By New Times
By Connor Radnovich
By Robrt L. Pela and Amy Silverman
By Ray Stern
By Keegan Hamilton
By Matthew Hendley
By Monica Alonzo
By Monica Alonzo
Like Hernandez, he says he was loaded down with work by Madrid, who spent little time at the church and seemed to have little interest in his duties. When Hejdak began to complain, he says, Madrid ostracized him, ordering parish staff workers not to talk to him or assist him in any way.
Things came to a head, according to Hejdak, when he asked the secretary at St. Anthony to place a call to the bishop on his behalf, because he needed help with his English. At Madrid's insistence, she refused, he says.
He also clashed with Piña, whom he describes as "a very strange man."
On Tuesday, April 11, Madrid and Hejdak argued over what Hejdak considered to be the abusive treatment he was receiving. He says Madrid attempted to fire him on that day.
Three days later, on Friday, April 14, the two priests met with O'Brien, and it was agreed that Hejdak would be reassigned.
Sodari was infuriated when he found out how Hejdak was being treated. In response, he quit his post on St. Anthony's Pastoral Council.
"Whenever I asked [Madrid] about it, he would say, 'That's between Father Andrzej and myself. No one else should get into it.'"
Many parishioners interviewed for this story think Saúl Madrid and Martin Piña are involved in a sexual relationship. However, New Timesfound nothing to substantiate claims of such a relationship.
Still, the perception has only added to the ill will directed at Madrid, particularly from those who were upset by the dismissal of Hernandez and Hejdak.
At the very least, Madrid's critics are convinced that Piña is a harmful, overbearing force at Immaculate Heart and St. Anthony.
"He's always getting people agitated," Sodari says. "He'll hang around the church and talk grossly to people."
Indeed, records show, tensions between Piña and church members have resulted in Phoenix police being called on more than one occasion.

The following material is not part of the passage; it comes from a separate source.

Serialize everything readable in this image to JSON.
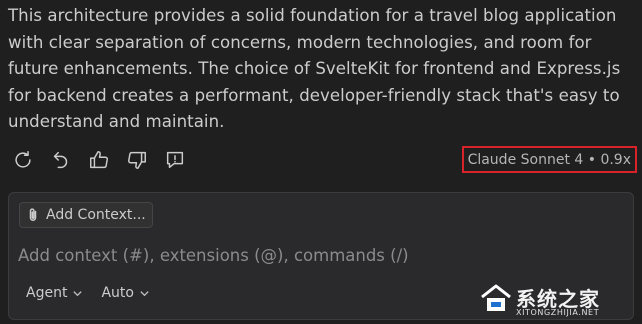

Unhappy with what she perceived to be Madrid and Piña's poor treatment of Hernandez and Hejdak, Sara Perez, a 50-year-old Immaculate Heart parishioner, left three hostile phone messages on Piña's answering machine in February and March of this year. After the first message, Piña called the police.
On the morning of March 12, when she turned up at the St. Anthony parking lot with a video camera -- she says she wanted to document the interior changes at the church, and send the videotape to national Catholic officials -- Piña again called the police, telling them that he feared for his life.
Madrid also spoke to police officers after the incident and said he was "very concerned about what she may be capable of doing to him or the church," according to a March 14 police report.
As a result, officers informed Perez that she would be considered a trespasser if she again set foot in either of Madrid's churches. Perez hasn't attended Mass at Immaculate Heart since then.
State records show Madrid and Piña not only share a lease on a vehicle, they have been involved in the same business, an apparent violation of the church directive for priests to "avoid all greediness and carefully abstain from every appearance of business."
Lupe Enriquez, owner of Pelazzo Hair Salon in west Phoenix, met Piña as a client at her old salon, No Appointments. She says Piña introduced her to Madrid, telling her that they were cousins.
She says Madrid suggested that she go into business with him, adding that the pastor put up $2,000 cash in March 1999 to back the salon, at 6701 West Thomas Road.
Enriquez says that shortly before Pelazzo opened, Madrid changed his mind, and told her Piña would take his place as her business partner.
"He told me, 'Lupe, I'm having some problems here at the church and it's not wise for me to be recognized as the owner, so is it okay if Martin handles everything?' So he made Martin an owner."
State Board of Cosmetology files list Piña and Enriquez as co-owners of the salon as of March 1, 1999, with Madrid and Enriquez shown as lessees of the property. In a document dated February 25, 1999, and signed by Madrid, he and Enriquez promise to pay $1,000 a month, beginning March 1, 1999, for three years. The paperwork gives no indication that Madrid is a priest and lists his home address as 909 South First Avenue, the address for St. Anthony.
Enriquez says she had a miserable experience working with Piña, so she bought him out as a business partner in May of this year. State records confirm that she removed Piña as owner of her salon and took Madrid off the lease.
"He wanted to run the salon and boss me around like I was an employee, not an owner," says Enriquez, who was recently questioned by federal agents for three hours concerning Madrid and Piña's financial relationship.
She says agents asked her about the possibility that the hair salon was being used to hide money that Madrid and Piña may have been taking from the church. She says she told agents she had no evidence of that.